View of Hampstead
About the work
Charles Ginner’s painting is an elevated view of a cobbled street lined with stone and brick buildings, leading towards Hampstead Heath, with the distant silhouette of Highgate Church on the horizon. Using bold colours, forms and textures, Ginner creates a heady sense of depth as we look across the rooftops of this part of north London.
The view depicts the northeast end of Flask Walk in Hampstead, which leads off Hampstead High Street. This area frequently featured in Ginner’s paintings of the 1920s and 1930s, during which he is known to have lived in a flat above a shop at 61 High Street. The artist’s numerous views of Flask Walk were painted from the first and fourth floor windows of his building. Researcher Michael Lee has suggested that this work shows the view from the top floor of the artist’s flat, a view which today is obscured by lime trees. As the Heath is a distance from the building, Ginner may have either had very acute vision or perhaps used binoculars to capture the view. He may also have sketched the distant buildings from another vantage point and integrated these into the view that he would have had at ground level.
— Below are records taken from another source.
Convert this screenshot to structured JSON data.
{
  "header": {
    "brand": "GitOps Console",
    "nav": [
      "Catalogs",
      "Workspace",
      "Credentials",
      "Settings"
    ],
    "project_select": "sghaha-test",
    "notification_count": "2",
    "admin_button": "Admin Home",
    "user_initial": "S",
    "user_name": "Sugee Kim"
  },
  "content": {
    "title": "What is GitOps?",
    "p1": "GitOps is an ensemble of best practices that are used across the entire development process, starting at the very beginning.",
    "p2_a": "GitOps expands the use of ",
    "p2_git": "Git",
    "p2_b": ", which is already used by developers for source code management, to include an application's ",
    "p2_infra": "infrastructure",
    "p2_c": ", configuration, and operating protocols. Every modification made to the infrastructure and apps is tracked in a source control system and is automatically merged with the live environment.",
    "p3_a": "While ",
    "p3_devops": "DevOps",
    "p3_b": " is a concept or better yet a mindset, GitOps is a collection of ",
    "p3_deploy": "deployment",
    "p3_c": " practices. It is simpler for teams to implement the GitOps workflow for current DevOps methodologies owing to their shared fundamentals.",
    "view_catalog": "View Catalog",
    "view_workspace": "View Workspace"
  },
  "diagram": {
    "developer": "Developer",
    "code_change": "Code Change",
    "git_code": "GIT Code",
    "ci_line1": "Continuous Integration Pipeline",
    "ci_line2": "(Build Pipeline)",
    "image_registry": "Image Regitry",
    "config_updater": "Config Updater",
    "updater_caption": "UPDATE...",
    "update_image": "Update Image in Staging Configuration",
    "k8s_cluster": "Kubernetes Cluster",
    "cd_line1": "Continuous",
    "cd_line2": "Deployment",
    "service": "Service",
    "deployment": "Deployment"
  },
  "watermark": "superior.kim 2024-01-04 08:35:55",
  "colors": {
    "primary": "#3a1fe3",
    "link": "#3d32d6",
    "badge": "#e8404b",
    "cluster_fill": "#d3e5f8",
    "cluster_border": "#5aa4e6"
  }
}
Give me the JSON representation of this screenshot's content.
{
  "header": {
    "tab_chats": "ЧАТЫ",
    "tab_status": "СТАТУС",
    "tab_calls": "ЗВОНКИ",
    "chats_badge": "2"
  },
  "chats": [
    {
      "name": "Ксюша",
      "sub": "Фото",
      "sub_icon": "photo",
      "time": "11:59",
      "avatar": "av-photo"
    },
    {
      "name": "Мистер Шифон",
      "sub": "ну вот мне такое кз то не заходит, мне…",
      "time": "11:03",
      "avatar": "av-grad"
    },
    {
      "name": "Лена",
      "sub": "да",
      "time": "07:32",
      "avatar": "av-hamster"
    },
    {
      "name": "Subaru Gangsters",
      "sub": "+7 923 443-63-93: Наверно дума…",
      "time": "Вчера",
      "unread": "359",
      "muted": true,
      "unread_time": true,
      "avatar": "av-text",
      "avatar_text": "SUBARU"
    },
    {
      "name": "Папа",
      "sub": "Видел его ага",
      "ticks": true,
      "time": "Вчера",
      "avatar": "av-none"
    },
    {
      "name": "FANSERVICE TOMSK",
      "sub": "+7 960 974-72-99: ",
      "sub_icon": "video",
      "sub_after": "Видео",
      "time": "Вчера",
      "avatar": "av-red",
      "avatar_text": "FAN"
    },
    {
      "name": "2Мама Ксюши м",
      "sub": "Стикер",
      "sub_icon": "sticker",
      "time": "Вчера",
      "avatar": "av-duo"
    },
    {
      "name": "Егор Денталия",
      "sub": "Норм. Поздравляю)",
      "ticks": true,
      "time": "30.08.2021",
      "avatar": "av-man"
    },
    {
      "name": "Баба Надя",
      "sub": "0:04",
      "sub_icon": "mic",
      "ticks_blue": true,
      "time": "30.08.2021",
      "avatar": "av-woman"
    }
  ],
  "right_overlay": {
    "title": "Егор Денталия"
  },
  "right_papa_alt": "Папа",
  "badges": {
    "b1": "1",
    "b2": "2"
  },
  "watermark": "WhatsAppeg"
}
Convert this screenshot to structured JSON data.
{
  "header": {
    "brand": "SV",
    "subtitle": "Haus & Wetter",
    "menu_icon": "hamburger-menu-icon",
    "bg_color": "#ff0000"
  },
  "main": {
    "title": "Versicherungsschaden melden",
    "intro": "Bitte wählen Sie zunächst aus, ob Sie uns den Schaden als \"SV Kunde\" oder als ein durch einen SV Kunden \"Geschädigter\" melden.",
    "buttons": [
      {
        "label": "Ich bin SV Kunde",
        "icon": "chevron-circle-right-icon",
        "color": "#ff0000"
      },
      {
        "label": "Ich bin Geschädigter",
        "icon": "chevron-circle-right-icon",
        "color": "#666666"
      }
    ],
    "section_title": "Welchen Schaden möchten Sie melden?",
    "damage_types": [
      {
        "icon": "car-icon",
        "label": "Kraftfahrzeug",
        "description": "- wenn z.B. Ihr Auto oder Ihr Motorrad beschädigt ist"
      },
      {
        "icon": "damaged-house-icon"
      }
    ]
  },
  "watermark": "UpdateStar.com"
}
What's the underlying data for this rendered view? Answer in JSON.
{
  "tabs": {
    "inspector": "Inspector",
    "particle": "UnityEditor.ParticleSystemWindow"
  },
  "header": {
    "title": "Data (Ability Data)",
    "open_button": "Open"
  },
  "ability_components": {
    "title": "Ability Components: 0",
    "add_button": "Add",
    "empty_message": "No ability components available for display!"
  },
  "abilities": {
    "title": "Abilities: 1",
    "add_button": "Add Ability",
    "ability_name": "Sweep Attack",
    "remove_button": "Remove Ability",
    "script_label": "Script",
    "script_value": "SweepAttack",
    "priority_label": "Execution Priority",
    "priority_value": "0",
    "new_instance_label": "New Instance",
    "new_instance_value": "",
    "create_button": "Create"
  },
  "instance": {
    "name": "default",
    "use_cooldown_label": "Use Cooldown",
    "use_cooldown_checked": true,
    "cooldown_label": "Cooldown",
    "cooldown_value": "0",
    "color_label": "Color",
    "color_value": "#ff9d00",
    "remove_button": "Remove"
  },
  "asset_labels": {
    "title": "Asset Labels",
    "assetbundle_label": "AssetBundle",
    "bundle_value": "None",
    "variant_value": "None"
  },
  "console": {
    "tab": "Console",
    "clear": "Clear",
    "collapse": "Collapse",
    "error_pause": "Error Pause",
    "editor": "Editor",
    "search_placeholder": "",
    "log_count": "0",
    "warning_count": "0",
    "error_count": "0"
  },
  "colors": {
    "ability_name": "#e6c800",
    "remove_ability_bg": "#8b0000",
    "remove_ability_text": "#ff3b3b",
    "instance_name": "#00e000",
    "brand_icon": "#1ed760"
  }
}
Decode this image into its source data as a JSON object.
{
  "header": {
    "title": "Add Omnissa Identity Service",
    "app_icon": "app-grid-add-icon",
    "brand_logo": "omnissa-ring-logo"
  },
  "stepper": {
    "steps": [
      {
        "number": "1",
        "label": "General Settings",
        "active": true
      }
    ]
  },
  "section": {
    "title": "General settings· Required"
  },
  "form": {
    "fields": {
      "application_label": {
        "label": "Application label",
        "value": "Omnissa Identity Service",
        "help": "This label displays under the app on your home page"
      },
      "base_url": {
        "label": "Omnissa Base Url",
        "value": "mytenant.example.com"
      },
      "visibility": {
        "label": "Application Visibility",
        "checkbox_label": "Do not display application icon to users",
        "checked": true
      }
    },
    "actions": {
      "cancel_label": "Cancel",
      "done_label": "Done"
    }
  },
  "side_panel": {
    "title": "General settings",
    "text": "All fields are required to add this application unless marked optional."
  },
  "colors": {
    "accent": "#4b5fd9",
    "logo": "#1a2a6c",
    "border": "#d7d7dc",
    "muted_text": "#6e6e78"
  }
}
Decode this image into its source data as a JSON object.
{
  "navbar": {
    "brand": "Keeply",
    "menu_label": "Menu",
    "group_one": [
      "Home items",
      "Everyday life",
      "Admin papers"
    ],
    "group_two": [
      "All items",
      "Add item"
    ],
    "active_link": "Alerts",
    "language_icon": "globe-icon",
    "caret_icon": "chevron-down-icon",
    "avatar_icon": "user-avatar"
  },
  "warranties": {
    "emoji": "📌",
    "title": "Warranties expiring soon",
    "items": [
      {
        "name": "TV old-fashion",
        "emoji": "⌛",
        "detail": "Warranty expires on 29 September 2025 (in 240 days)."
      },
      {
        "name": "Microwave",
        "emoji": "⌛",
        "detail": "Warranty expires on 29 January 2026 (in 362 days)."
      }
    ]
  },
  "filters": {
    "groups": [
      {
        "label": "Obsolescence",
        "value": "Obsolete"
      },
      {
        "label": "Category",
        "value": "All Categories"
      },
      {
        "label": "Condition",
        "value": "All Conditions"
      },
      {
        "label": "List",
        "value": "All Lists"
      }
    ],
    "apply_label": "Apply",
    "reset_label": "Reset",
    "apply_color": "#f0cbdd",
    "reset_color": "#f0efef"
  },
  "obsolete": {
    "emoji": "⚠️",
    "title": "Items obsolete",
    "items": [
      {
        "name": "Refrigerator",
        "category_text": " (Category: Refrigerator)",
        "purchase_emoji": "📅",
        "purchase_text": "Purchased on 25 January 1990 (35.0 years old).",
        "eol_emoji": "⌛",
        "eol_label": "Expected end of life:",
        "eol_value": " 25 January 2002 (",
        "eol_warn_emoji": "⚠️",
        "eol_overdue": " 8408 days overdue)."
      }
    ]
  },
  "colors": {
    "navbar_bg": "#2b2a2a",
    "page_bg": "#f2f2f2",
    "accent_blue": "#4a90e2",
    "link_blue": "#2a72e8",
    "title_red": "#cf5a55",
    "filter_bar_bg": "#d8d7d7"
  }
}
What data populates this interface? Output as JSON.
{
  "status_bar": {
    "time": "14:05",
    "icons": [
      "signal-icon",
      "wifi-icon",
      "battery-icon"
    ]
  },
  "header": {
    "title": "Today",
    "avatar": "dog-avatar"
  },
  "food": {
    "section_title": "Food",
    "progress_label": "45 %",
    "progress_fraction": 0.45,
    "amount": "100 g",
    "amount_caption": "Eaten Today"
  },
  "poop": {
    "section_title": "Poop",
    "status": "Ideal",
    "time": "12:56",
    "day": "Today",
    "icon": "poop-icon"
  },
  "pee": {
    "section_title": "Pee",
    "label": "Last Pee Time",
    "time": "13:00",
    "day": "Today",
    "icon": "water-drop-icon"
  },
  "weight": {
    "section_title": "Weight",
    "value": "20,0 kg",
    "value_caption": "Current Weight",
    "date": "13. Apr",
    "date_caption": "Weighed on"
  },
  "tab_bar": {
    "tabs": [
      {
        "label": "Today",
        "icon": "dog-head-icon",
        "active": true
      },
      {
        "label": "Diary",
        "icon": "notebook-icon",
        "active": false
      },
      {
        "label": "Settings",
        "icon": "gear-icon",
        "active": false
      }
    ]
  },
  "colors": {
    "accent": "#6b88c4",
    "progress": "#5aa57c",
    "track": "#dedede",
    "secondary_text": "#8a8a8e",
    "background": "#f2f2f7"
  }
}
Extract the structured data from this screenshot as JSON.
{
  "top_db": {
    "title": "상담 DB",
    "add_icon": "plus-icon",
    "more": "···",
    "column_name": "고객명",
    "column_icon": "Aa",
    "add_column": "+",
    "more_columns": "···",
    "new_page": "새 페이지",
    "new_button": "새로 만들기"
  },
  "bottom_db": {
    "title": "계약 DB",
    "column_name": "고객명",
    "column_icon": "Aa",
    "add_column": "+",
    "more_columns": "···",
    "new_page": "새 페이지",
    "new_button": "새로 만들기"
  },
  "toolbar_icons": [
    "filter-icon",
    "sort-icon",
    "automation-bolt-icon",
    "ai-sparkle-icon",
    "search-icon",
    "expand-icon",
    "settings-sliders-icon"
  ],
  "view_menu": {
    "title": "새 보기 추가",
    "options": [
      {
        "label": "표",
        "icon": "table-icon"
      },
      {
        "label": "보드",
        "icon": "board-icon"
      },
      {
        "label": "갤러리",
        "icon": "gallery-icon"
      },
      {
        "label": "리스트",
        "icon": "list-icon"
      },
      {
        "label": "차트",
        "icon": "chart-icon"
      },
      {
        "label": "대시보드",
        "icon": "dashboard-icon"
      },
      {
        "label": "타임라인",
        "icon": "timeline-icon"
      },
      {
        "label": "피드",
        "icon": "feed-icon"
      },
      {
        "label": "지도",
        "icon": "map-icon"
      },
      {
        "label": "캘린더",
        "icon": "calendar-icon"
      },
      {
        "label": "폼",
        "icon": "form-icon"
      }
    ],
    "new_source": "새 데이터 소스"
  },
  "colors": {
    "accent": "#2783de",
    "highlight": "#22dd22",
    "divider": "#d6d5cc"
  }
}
About the artist
Charles Ginner was born in Cannes, France, to Anglo-Scottish parents. He worked in an architect's office in Paris from 1899 to 1904 before studying painting at various institutions until 1908. In 1909 he visited Buenos Aires and held his first exhibition there, and late in that year he settled permanently in London. Ginner was a key member of the Camden Town Group founded by Walter Sickert and painted urban scenes of modern life in the metropolis. Ginner also worked as an Official War Artist during the Second World War.
Charles Ginner (1878 - 1952)
- View of Hampstead
- Oil on canvas
- height: 50.50 cm, width: 60.50 cm
- Purchased from the Piccadilly Gallery, June 1959
- br: C. GINNER
- Purchased from Piccadilly Gallery 1959
- GAC number